Moroccan national Younis Mohammad Ibrahim al-Hayyari, accused of involvement in a spate of attacks in the country, died after exchanging fire and hurling hand grenades at police.
The clash erupted after security forces came under fire when they raided a suspected militants’ hideout in the Rawda neighbourhood, officials said.
Interior Minister Prince Nayef said the operation was the result of extensive surveillance by Saudi security forces.
“What happened today was the result of the effort of the previous period and God willing, we will reach the rest using the same method,” he said.
Two other suspects were arrested in another raid.
Hayyari, 36, entered Saudi Arabia on a pilgrimage visa in February 2001 accompanied by his wife and daughter but stayed on in the kingdom illegally, according to the ministry.
Successive leaders of the Saudi wing of al-Qaeda have been killed since 2003.
Hayyari’s name was at the top of a list of 36 al-Qaeda suspects — mostly Saudis but also some from Chad, Yemen, Morocco and Mauritania — issued by the Saudi government last week.
Fifteen of the suspects are believed to be inside Saudi Arabia.
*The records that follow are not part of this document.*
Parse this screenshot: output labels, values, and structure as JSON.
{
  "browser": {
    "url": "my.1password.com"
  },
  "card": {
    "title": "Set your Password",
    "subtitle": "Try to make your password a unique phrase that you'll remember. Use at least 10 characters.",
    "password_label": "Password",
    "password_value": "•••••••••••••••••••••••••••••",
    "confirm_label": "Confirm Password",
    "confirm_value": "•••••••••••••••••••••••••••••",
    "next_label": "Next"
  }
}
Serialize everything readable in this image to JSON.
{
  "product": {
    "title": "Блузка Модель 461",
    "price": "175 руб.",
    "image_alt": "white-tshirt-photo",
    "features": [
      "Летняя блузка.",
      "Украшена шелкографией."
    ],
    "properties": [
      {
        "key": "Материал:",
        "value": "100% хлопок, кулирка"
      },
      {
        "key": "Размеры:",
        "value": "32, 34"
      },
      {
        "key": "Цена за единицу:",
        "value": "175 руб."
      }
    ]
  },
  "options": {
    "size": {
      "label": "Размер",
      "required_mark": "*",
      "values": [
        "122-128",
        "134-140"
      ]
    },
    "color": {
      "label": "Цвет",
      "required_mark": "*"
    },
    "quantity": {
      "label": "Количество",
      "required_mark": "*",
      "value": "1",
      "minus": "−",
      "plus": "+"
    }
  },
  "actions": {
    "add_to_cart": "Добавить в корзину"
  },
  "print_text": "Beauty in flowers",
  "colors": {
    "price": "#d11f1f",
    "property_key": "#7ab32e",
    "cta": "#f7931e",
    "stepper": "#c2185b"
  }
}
One suspect, Fayez Ayoub, surrendered to authorities on Friday.
Newspapers have reported that at least two others on the list have been killed in neighbouring Iraq.
Saudi Arabia has been battling suspected militants since May 2003, when they launched a campaign of violence with triple suicide bombings at expatriate housing compounds in Riyadh.
The attacks have killed more than 90 foreign and Saudi civilians, at least 40 security personnel and 112 militants.
Authorities have offered a bounty of up to 7 million riyals ($A2.5 million) for information leading to the capture a militant on the list.
All but two on a 26-strong list of most-wanted militants published in December 2003 have been killed or arrested.
Meanwhile, one of Osama bin Laden’s half-brothers said he would pay for the terror mastermind’s defence should he ever be captured.
“Everyone has the right to defend himself, anyone who is accused of doing something,” Yeslam Binladen said in an Arab television interview, adding that he believed his half-brother, thought to be hiding in the mountainous Afghan-Pakistan border region, was still alive.